This approach proved helpful for students in liberating themselves from the forces of teachers’ authority and monopoly over their ‘individual experiences’ and ‘identity’.
Unfortunately, the dialogic and emancipatory pedagogy has been misunderstood in academic circles and thus failed to direct our present day classes to be in ideal conditions. As a result, we have either more teacher-centered classes the way they used to be or more learner-centered classrooms without any productive input on teachers’ part. In dominantly teacher-centered classes, the students’ experiences are ignored at best and their ‘presence as a social being’ is fully marginalized. On the contrary, in learner-centered classes, the learners are expected to be more responsible for their learning and knowledge generation. Teachers stand as facilitators. They provide content and materials related to their specific disciplines and expect the students to grasp the content through peer discussion and interaction. Teachers’ input lacks to a greater extent in such a class which definitely demotivates learners and also puts them under academic pressure. Both are the extreme views and thus not compatible with ‘Emancipatory and Dialogic approach’ as inspired by critical pedagogy.

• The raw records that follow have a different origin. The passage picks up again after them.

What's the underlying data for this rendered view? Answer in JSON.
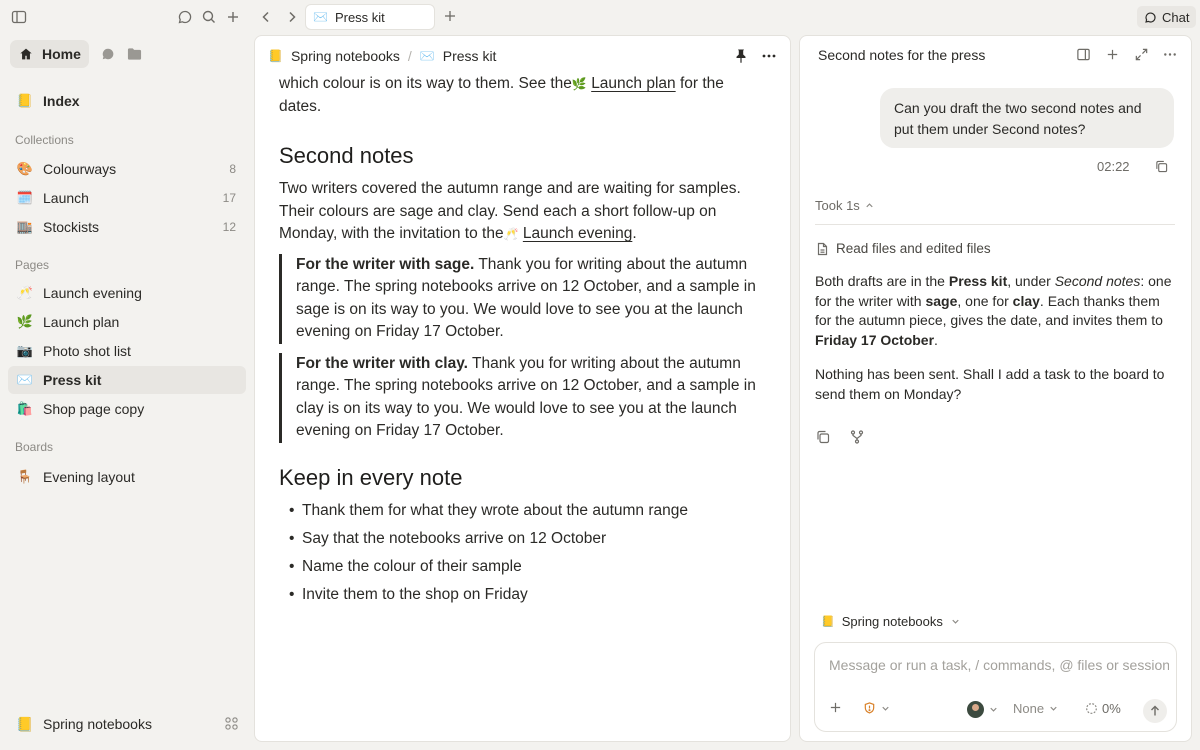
{
  "topbar": {
    "tab_title": "Press kit",
    "tab_emoji": "✉️",
    "chat_label": "Chat"
  },
  "sidebar": {
    "home_label": "Home",
    "index": {
      "emoji": "📒",
      "label": "Index"
    },
    "collections_heading": "Collections",
    "collections": [
      {
        "emoji": "🎨",
        "label": "Colourways",
        "count": "8"
      },
      {
        "emoji": "🗓️",
        "label": "Launch",
        "count": "17"
      },
      {
        "emoji": "🏬",
        "label": "Stockists",
        "count": "12"
      }
    ],
    "pages_heading": "Pages",
    "pages": [
      {
        "emoji": "🥂",
        "label": "Launch evening"
      },
      {
        "emoji": "🌿",
        "label": "Launch plan"
      },
      {
        "emoji": "📷",
        "label": "Photo shot list"
      },
      {
        "emoji": "✉️",
        "label": "Press kit",
        "active": true
      },
      {
        "emoji": "🛍️",
        "label": "Shop page copy"
      }
    ],
    "boards_heading": "Boards",
    "boards": [
      {
        "emoji": "🪑",
        "label": "Evening layout"
      }
    ],
    "workspace": {
      "emoji": "📒",
      "label": "Spring notebooks"
    }
  },
  "editor": {
    "breadcrumb": [
      {
        "emoji": "📒",
        "label": "Spring notebooks"
      },
      {
        "emoji": "✉️",
        "label": "Press kit"
      }
    ],
    "intro_text": "which colour is on its way to them. See the",
    "intro_link_emoji": "🌿",
    "intro_link": "Launch plan",
    "intro_tail": "for the dates.",
    "section1_heading": "Second notes",
    "section1_text": "Two writers covered the autumn range and are waiting for samples. Their colours are sage and clay. Send each a short follow-up on Monday, with the invitation to the",
    "section1_link_emoji": "🥂",
    "section1_link": "Launch evening",
    "section1_end": ".",
    "quotes": [
      {
        "lead": "For the writer with sage.",
        "body": "Thank you for writing about the autumn range. The spring notebooks arrive on 12 October, and a sample in sage is on its way to you. We would love to see you at the launch evening on Friday 17 October."
      },
      {
        "lead": "For the writer with clay.",
        "body": "Thank you for writing about the autumn range. The spring notebooks arrive on 12 October, and a sample in clay is on its way to you. We would love to see you at the launch evening on Friday 17 October."
      }
    ],
    "section2_heading": "Keep in every note",
    "bullets": [
      "Thank them for what they wrote about the autumn range",
      "Say that the notebooks arrive on 12 October",
      "Name the colour of their sample",
      "Invite them to the shop on Friday"
    ]
  },
  "chat": {
    "title": "Second notes for the press",
    "user_message": "Can you draft the two second notes and put them under Second notes?",
    "time": "02:22",
    "took": "Took 1s",
    "action": "Read files and edited files",
    "reply": {
      "p1_a": "Both drafts are in the ",
      "p1_b": "Press kit",
      "p1_c": ", under ",
      "p1_d": "Second notes",
      "p1_e": ": one for the writer with ",
      "p1_f": "sage",
      "p1_g": ", one for ",
      "p1_h": "clay",
      "p1_i": ". Each thanks them for the autumn piece, gives the date, and invites them to ",
      "p1_j": "Friday 17 October",
      "p1_k": ".",
      "p2": "Nothing has been sent. Shall I add a task to the board to send them on Monday?"
    },
    "context": {
      "emoji": "📒",
      "label": "Spring notebooks"
    },
    "composer_placeholder": "Message or run a task, / commands, @ files or sessions",
    "model_label": "None",
    "progress_label": "0%"
  }
}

Teachers in Lev Vygotsky’s sociocultural model of learning stand as ‘More Knowledgeable Other (MKO)’ who understand the contents of the subject better than the students who are novice learners with a dire need to receive intellectual feeding from their MKO’s. Teachers input in their classes can train their students in academics and help them grow intellectually sound. With it, learning will become interesting. Moreover, the students will take more interest in doing the academic activities and would not take it as a burden. Group formations, peer-learning, academic assignments, projects and other activities become meaningful only when the teacher assumes the charge of the class through his/her commitments and serious responsibilities of imparting knowledge to the students and transforming them into future intellectuals. This can be done by enlivening the curiosity of the learners for ‘truth’ and ‘wisdom’ through dialogic approach and reducing academic burdens so that real learning gets to be the essential goal of education and pedagogical practice. And the teacher and students through their collaboration can revitalize the lost spirit of learning in modern day Pakistan. We can regain the lost spirit of education and help the students to become creative and critical individuals by rethinking the modern trends in pedagogical practices which encourage teachers and learners to grow parallel through collaboration.

You might also like More from author


  1. Saif Memon says

    Enjoyed reading it sir, truly a great piece of analysis! And welcome here in DunyaTV Blogs. 🙂

    1. Syed Waqar Ali Shah says

      Thanks Dear Saif.

Leave A Reply

Your email address will not be published.